H21Astronomical Research Obs. Westfield in Illinois, 3 in MPECs 2013-C74, 2013-C76 & 2013-C77 -- 2013 CN118, 2013 CM118, 2002 LY1
I47Auger Obs. in Argentina, 1 in MPEC 2013-C72 -- 2012 DA14
807|Robert Holmes in Illinois via Cerro Tololo Inter-American Obs. (CTIO) in Chile, 2 in MPECs 2013-C72 & 2013-C74 -- 2012 DA14, 2002 LY1
821Cordoba Obs. Bosque Alegre Station in Argentina, 1 in MPEC 2013-C72 -- 2012 DA14
J04ESA Optical Ground Station (ESA OGS) in the Canary Islands, 5 in MPECs 2013-C73, 2013-C74, 2013-C75, 2013-C76 & 2013-C77 -- 2013 CN118, 2013 CM118, 2013 CL118, 2013 CJ118, 2002 LY1
E100Tim Lister in southern California via Faulkes Telescope South in New South Wales, 1 in MPEC 2013-C72 -- 2012 DA14
J95Great Shefford Obs. in England, 2 in MPECs 2013-C74 & 2013-C77 -- 2013 CN118, 2002 LY1
711McDonald Obs. in Texas, 1 in MPEC 2013-C75 -- 2013 CL118
G96Mt. Lemmon Survey in Arizona, 1 in MPEC 2013-C77 -- 2013 CN118
E07Murrumbateman Obs. in New South Wales, 1 in MPEC 2013-C72 -- 2012 DA14
F51Pan-STARRS 1 (PS1) in Hawaii, 4 in MPECs 2013-C73, 2013-C74, 2013-C75 & 2013-C76 -- 2013 CM118, 2013 CL118, 2013 CJ118, 2002 LY1
D90`Kevin Hills in England via RAS Obs. Moorook in South Australia, 1 in MPEC 2013-C72 -- 2012 DA14
291Spacewatch 1.8m telescope in Arizona, 1 in MPEC 2013-C75 -- 2013 CL118
For a list of all participating observatories that have Web addresses, see A/CC's Observatory Links page.

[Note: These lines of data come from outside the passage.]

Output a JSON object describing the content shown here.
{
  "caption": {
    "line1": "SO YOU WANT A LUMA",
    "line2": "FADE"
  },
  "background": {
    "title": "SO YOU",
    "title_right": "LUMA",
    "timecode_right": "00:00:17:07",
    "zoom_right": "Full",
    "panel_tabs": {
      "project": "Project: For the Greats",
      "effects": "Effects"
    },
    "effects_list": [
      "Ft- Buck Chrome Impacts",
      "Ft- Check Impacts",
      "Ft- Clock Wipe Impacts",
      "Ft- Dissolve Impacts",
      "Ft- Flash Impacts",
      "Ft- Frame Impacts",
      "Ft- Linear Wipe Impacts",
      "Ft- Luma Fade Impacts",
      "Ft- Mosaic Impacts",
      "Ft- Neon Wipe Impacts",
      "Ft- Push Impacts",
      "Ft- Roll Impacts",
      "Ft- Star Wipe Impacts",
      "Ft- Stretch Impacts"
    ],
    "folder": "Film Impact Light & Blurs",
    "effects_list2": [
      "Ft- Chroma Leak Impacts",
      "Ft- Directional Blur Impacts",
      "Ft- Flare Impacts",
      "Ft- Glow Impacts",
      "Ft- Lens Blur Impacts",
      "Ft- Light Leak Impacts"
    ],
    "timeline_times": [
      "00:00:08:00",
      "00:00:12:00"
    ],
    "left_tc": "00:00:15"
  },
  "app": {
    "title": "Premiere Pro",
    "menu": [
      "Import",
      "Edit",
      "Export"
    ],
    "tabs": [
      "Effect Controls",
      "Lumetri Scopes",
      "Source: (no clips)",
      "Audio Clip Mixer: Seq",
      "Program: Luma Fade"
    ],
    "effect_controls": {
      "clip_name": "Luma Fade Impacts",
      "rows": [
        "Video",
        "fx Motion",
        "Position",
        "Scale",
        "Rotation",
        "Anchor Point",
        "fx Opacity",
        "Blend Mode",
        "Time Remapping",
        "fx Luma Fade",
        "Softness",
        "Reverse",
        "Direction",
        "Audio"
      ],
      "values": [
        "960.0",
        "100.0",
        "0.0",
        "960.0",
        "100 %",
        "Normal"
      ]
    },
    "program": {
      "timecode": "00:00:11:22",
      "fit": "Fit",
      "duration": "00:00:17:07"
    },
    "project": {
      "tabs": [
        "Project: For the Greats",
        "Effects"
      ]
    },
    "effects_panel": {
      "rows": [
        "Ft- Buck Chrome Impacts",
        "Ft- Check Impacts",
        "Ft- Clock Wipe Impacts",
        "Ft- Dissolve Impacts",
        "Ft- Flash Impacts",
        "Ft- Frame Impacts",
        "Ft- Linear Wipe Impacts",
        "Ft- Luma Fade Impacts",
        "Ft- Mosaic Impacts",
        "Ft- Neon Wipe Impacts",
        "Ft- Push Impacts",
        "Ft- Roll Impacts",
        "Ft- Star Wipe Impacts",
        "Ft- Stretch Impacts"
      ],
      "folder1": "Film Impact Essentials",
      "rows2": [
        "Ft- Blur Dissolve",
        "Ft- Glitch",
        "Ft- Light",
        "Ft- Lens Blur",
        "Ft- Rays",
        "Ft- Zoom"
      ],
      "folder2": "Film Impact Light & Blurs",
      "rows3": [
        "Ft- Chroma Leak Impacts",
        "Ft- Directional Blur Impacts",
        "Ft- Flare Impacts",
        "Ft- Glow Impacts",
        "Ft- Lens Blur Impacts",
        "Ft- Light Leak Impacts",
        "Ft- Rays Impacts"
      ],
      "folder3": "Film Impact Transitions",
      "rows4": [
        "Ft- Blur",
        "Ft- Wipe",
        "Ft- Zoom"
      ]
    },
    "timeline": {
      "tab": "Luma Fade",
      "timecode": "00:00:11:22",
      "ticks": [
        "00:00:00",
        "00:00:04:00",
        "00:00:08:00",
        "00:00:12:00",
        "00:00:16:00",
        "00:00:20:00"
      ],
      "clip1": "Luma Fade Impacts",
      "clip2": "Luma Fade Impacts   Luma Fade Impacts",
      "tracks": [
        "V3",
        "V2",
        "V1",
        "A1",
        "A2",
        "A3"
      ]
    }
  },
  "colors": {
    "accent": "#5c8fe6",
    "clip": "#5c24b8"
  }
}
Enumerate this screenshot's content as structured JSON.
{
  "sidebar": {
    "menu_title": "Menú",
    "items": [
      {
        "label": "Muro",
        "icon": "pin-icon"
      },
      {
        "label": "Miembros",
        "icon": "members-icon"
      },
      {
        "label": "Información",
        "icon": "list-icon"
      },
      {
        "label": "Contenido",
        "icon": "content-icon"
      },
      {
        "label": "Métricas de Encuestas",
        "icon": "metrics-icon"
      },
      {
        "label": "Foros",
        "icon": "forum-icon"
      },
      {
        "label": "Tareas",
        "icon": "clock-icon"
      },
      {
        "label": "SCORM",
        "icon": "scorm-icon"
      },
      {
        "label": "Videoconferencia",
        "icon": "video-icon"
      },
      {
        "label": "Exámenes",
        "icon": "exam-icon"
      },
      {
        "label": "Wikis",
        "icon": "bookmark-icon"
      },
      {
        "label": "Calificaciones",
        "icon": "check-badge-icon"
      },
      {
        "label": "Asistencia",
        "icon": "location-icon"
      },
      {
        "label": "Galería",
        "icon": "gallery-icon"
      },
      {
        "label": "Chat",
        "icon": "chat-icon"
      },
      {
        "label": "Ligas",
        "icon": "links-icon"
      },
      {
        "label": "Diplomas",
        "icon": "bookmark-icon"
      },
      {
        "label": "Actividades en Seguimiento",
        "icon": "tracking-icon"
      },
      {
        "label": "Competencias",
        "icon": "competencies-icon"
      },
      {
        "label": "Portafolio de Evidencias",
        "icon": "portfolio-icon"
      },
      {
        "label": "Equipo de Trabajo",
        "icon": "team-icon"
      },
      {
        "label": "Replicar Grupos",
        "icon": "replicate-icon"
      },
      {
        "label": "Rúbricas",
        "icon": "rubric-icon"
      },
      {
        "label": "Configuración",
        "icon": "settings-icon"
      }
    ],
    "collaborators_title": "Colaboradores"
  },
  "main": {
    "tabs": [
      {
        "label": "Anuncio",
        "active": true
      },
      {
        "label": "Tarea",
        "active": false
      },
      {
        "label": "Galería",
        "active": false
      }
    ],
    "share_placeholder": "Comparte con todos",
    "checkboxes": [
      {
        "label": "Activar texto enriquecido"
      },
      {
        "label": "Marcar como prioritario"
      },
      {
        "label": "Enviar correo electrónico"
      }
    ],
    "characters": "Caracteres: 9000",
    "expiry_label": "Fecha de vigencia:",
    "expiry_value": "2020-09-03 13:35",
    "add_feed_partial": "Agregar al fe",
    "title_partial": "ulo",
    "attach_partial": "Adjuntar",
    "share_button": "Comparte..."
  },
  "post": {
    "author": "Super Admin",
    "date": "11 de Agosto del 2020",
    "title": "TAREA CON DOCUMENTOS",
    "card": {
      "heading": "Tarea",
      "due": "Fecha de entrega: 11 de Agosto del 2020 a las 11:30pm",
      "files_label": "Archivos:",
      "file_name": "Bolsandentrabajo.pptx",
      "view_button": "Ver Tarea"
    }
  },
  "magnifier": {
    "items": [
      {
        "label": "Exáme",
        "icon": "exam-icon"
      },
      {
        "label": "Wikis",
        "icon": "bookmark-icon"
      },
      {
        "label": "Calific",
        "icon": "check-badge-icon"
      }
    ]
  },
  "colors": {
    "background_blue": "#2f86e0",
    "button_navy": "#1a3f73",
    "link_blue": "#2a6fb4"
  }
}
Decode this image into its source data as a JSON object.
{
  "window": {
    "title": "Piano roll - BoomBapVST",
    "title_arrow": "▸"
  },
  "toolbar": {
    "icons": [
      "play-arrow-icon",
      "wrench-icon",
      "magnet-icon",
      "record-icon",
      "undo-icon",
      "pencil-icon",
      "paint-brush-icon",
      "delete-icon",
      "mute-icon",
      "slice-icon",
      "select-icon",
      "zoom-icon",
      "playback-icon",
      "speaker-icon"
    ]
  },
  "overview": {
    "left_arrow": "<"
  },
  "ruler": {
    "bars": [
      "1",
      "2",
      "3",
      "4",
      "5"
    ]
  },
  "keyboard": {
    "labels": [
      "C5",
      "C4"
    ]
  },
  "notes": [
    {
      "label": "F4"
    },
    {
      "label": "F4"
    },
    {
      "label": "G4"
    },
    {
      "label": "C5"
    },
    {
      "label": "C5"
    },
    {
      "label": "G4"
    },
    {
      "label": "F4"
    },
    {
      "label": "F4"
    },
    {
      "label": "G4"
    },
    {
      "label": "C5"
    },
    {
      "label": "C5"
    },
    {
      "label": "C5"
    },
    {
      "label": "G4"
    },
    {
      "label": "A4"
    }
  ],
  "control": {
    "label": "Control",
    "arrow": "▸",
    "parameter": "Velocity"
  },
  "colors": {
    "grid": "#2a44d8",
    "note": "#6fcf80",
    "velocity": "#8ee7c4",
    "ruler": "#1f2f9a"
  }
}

Impact Risk Monitoring  on 15 February '13

Summary Risk Table for Risk Assessments Updated Today   (last checks: NEODyS and JPL at 2359 UTC)
See the CRT page for a list of all objects rated recently as risks and our ephemerides page for a list of risk-listed objects under current observation.
The time horizon for JPL is 100 years from today and for NEODyS is usually the year 2090. Both also post impact solutions beyond 100 years for a few special objects.
For the latest official risk assessments, and for explanations of the terminology, see the JPL NEO Program Sentry and NEODyS CLOMON2 risk pages.





Notes for Today's Latest Risk Assessments
2013 CYJPL Sentry05012069-209153.5e-06-7.38-7.840JPL: "Analysis based on 69 observations spanning 11.951 days (2013-Feb-01.34874 to 2013-Feb-13.29949)." Diameter approximately 0.007 km. from mean, weighted H=28.3.
2012 DA14JPL Sentry1706R E M O V E DJPL: Risk listing removed at 1639 UTC.

Legend: VI# = VI count, Prob Cum = cumulative probability, PS Cum/Max = cumulative/maximum Palermo Scale, TS = Torino Scale

An impact solution, also known as a "virtual impactor" (VI), is not a prediction but rather a possibility derived from a variant orbit calculation that cannot be eliminated yet based on the existing data. Elimination can come quickly with just a little further observation or may take weeks or months, sometimes years. Once superceded or eliminated, a former impact solution has zero relevance to an object's risk. See Jon Giorgini's "Understanding Risk Pages" to learn more.

Chronology  on 15 February '13

Times are UTC for when items were noted or added by The Tracking News.

1925Updated Traffic Report
1749Grabbed MPEC 2013-C75 - 2013 CL118 - see above
Grabbed MPEC 2013-C76 - 2013 CM118 - see above
Grabbed MPEC 2013-C77 - 2013 CN118 - see above
1706Noted that JPL Sentry has removed 2012 DA14 as an impact risk - see above
Grabbed MPEC 2013-C72 - 2012 DA14 - see above
Grabbed MPEC 2013-C73 - 2013 CJ118 - see above
Grabbed MPEC 2013-C74 - 2002 LY1 - see above
0501Noted that JPL Sentry has updated its 2013 CY risk assessment - see above